The groups submitted comments praising the Treasury Department’s unprecedented plan to require 213 large insurers to present detailed information about their homeowners insurance policies and claims.

Treasury’s Federal Insurance Office will analyze the data to determine whether climate change and increasing damage from weather events are making property insurance scarce or unaffordable in vulnerable U.S. communities (Climatewire, Oct. 19, 2022).

Supporters of the plan include the Environmental Defense Fund, the Natural Resources Defense Council and Public Citizen, which wrote a letter signed by 75 groups including Consumer Watchdog, Friends of the Earth, Greenpeace and the Sierra Club.

“We agree with FIO’s assessment that consistent, comparable, and granular data are needed to evaluate how climate change is harming insurance consumers,” Public Citizen wrote, referring to the insurance office by its abbreviation.

Public Citizen and other supporters urged Treasury to expand its planned data collection to include more types of insurance such as renters coverage and flood insurance.
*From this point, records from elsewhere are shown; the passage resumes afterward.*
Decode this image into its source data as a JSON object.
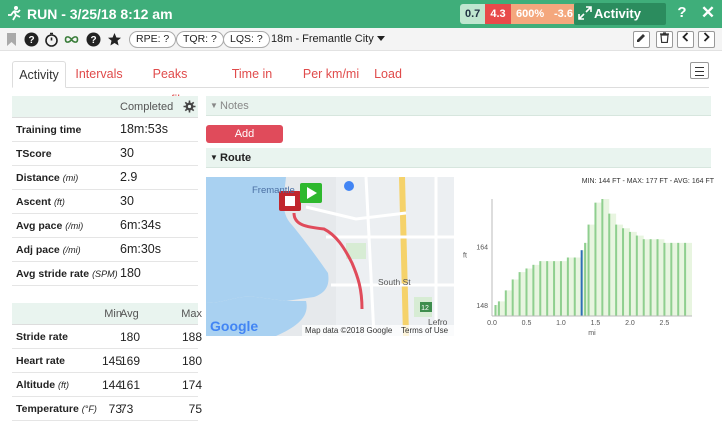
{
  "title": "RUN - 3/25/18 8:12 am",
  "badges": [
    "0.7",
    "4.3",
    "600%",
    "-3.6"
  ],
  "detail_button": "Activity detail",
  "help": "?",
  "close": "✕",
  "toolbar": {
    "rpe": "RPE: ?",
    "tqr": "TQR: ?",
    "lqs": "LQS: ?",
    "location": "18m - Fremantle City"
  },
  "tabs": [
    "Activity",
    "Intervals",
    "Peaks profile",
    "Time in zone",
    "Per km/mi",
    "Load"
  ],
  "stats": {
    "header": "Completed",
    "rows": [
      {
        "label": "Training time",
        "unit": "",
        "value": "18m:53s"
      },
      {
        "label": "TScore",
        "unit": "",
        "value": "30"
      },
      {
        "label": "Distance",
        "unit": "(mi)",
        "value": "2.9"
      },
      {
        "label": "Ascent",
        "unit": "(ft)",
        "value": "30"
      },
      {
        "label": "Avg pace",
        "unit": "(/mi)",
        "value": "6m:34s"
      },
      {
        "label": "Adj pace",
        "unit": "(/mi)",
        "value": "6m:30s"
      },
      {
        "label": "Avg stride rate",
        "unit": "(SPM)",
        "value": "180"
      }
    ]
  },
  "stats2": {
    "headers": [
      "Min",
      "Avg",
      "Max"
    ],
    "rows": [
      {
        "label": "Stride rate",
        "unit": "",
        "min": "",
        "avg": "180",
        "max": "188"
      },
      {
        "label": "Heart rate",
        "unit": "",
        "min": "145",
        "avg": "169",
        "max": "180"
      },
      {
        "label": "Altitude",
        "unit": "(ft)",
        "min": "144",
        "avg": "161",
        "max": "174"
      },
      {
        "label": "Temperature",
        "unit": "(°F)",
        "min": "73",
        "avg": "73",
        "max": "75"
      }
    ]
  },
  "sections": {
    "notes": "Notes",
    "add_comment": "Add comment...",
    "route": "Route"
  },
  "map": {
    "labels": [
      "Fremantle",
      "South St",
      "Map data ©2018 Google",
      "Terms of Use",
      "Google",
      "12",
      "Lefro"
    ]
  },
  "chart_data": {
    "type": "bar",
    "title": "MIN: 144 FT - MAX: 177 FT - AVG: 164 FT",
    "ylabel": "ft",
    "xlabel": "mi",
    "xlim": [
      0,
      2.9
    ],
    "ylim": [
      145,
      177
    ],
    "xticks": [
      "0.0",
      "0.5",
      "1.0",
      "1.5",
      "2.0",
      "2.5"
    ],
    "yticks": [
      "148",
      "164"
    ],
    "x": [
      0.05,
      0.1,
      0.2,
      0.3,
      0.4,
      0.5,
      0.6,
      0.7,
      0.8,
      0.9,
      1.0,
      1.1,
      1.2,
      1.3,
      1.35,
      1.4,
      1.5,
      1.6,
      1.7,
      1.8,
      1.9,
      2.0,
      2.1,
      2.2,
      2.3,
      2.4,
      2.5,
      2.6,
      2.7,
      2.8
    ],
    "values": [
      148,
      149,
      152,
      155,
      157,
      158,
      159,
      160,
      160,
      160,
      160,
      161,
      161,
      163,
      165,
      170,
      176,
      177,
      173,
      170,
      169,
      168,
      167,
      166,
      166,
      166,
      165,
      165,
      165,
      165
    ],
    "colors": {
      "bar": "#8fcf8f",
      "highlight": "#2e6fb5",
      "fill": "#e8f5e0"
    }
  },
  "colors": {
    "accent": "#3fae7a",
    "link": "#e04b4b",
    "button": "#e04b5b"
  }
}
They also want the department to collect information about insurance policies that are canceled before they expire.

The groups’ support comes as Treasury faces opposition from the insurance industry, state insurance regulators and the U.S. Chamber of Commerce, all of which called the data collection burdensome and potentially misleading (Climatewire, Dec. 9, 2022).

Opponents include influential groups such as the National Association of Insurance Commissioners, the American Property Casualty Insurance Association, the National Association of Mutual Insurance Companies, the Insurance Information Institute and the National Association of Professional Insurance Agents.

“The compliance burden cannot be overstated,” the American Property Casualty Insurance Association wrote in a recent comment to the Federal Insurance Office.

The office plans to start collecting information this year from certain insurers about homeowners coverage, claims, premiums and losses in each ZIpcode in which they write policies. The information is aimed at showing where insurance is expensive or unavailable, in addition to the demographics and vulnerability of those neighborhoods.

The office does not regulate insurers’that’s done by state agencies’but its planned analysis could identify states and communities where property insurance markets are at risk of collapse as climate change intensifies weather-related damage.

The analysis responds to an executive order by President Joe Biden on climate risk and comes as property insurers in three states’California, Florida and Louisiana’have faced catastrophic losses and bankruptcies due in part to claims from extreme weather events. The insurance office invited public comments when it announced its plan in October.

The Environmental Defense Fund said the analysis would be a “crucial steptowards better understanding climate-related risks to the availability and affordability of insurance for U.S. households, as well as to the stability of the insurance industry and financial system.”

United Policyholders, a California-based consumer advocacy organization, said it is “imperative” that the insurance office analyze how companies are leaving households vulnerable to climate disasters by scaling back coverage and increasing deductibles.

An analysis of changes to residential policies “will be enormously helpful in assessing how insurers’ adaptations to climate change in the form of coverage reductions are impacting people’s ability to restore damaged real property,” United Policyholders said.

The Federal Insurance Office plans to collect information from every major national insurance company and from smaller insurers in 10 states most vulnerable to climate disasters. Those states are California, Florida, Illinois, Iowa, Louisiana, Missouri, New Jersey, North Carolina, Oklahoma and Texas.